== What to produce ==
Repeat the entries below in full, with every character unchanged.

(Dataset rows describing interfaces)

== == ==

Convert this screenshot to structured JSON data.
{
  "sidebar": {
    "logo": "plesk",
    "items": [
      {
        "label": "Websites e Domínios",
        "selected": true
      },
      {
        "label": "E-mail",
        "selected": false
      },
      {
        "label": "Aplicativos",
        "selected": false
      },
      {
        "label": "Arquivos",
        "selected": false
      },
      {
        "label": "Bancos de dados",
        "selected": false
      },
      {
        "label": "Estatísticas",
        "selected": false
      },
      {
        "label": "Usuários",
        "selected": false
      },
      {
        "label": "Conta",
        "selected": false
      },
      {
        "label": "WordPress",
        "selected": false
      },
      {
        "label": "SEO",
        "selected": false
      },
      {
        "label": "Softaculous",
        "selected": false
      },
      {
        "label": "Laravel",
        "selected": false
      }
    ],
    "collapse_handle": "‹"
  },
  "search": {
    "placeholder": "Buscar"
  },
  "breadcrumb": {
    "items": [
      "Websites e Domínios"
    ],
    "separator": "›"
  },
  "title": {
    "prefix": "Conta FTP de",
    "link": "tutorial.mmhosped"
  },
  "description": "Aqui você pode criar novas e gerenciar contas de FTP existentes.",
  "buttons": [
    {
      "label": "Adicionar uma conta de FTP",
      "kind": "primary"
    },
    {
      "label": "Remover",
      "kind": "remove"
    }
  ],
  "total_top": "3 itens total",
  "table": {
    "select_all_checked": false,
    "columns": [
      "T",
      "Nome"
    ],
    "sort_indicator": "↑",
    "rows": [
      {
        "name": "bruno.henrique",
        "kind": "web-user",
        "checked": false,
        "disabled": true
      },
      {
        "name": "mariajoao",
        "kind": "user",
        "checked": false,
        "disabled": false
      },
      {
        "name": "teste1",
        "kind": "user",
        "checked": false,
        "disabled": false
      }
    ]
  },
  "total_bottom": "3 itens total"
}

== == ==

== Task result ==
Convert this screenshot to structured JSON data.
{
  "sidebar": {
    "logo": "plesk",
    "items": [
      {
        "label": "Websites e Domínios",
        "selected": true
      },
      {
        "label": "E-mail",
        "selected": false
      },
      {
        "label": "Aplicativos",
        "selected": false
      },
      {
        "label": "Arquivos",
        "selected": false
      },
      {
        "label": "Bancos de dados",
        "selected": false
      },
      {
        "label": "Estatísticas",
        "selected": false
      },
      {
        "label": "Usuários",
        "selected": false
      },
      {
        "label": "Conta",
        "selected": false
      },
      {
        "label": "WordPress",
        "selected": false
      },
      {
        "label": "SEO",
        "selected": false
      },
      {
        "label": "Softaculous",
        "selected": false
      },
      {
        "label": "Laravel",
        "selected": false
      }
    ],
    "collapse_handle": "‹"
  },
  "search": {
    "placeholder": "Buscar"
  },
  "breadcrumb": {
    "items": [
      "Websites e Domínios"
    ],
    "separator": "›"
  },
  "title": {
    "prefix": "Conta FTP de",
    "link": "tutorial.mmhosped"
  },
  "description": "Aqui você pode criar novas e gerenciar contas de FTP existentes.",
  "buttons": [
    {
      "label": "Adicionar uma conta de FTP",
      "kind": "primary"
    },
    {
      "label": "Remover",
      "kind": "remove"
    }
  ],
  "total_top": "3 itens total",
  "table": {
    "select_all_checked": false,
    "columns": [
      "T",
      "Nome"
    ],
    "sort_indicator": "↑",
    "rows": [
      {
        "name": "bruno.henrique",
        "kind": "web-user",
        "checked": false,
        "disabled": true
      },
      {
        "name": "mariajoao",
        "kind": "user",
        "checked": false,
        "disabled": false
      },
      {
        "name": "teste1",
        "kind": "user",
        "checked": false,
        "disabled": false
      }
    ]
  },
  "total_bottom": "3 itens total"
}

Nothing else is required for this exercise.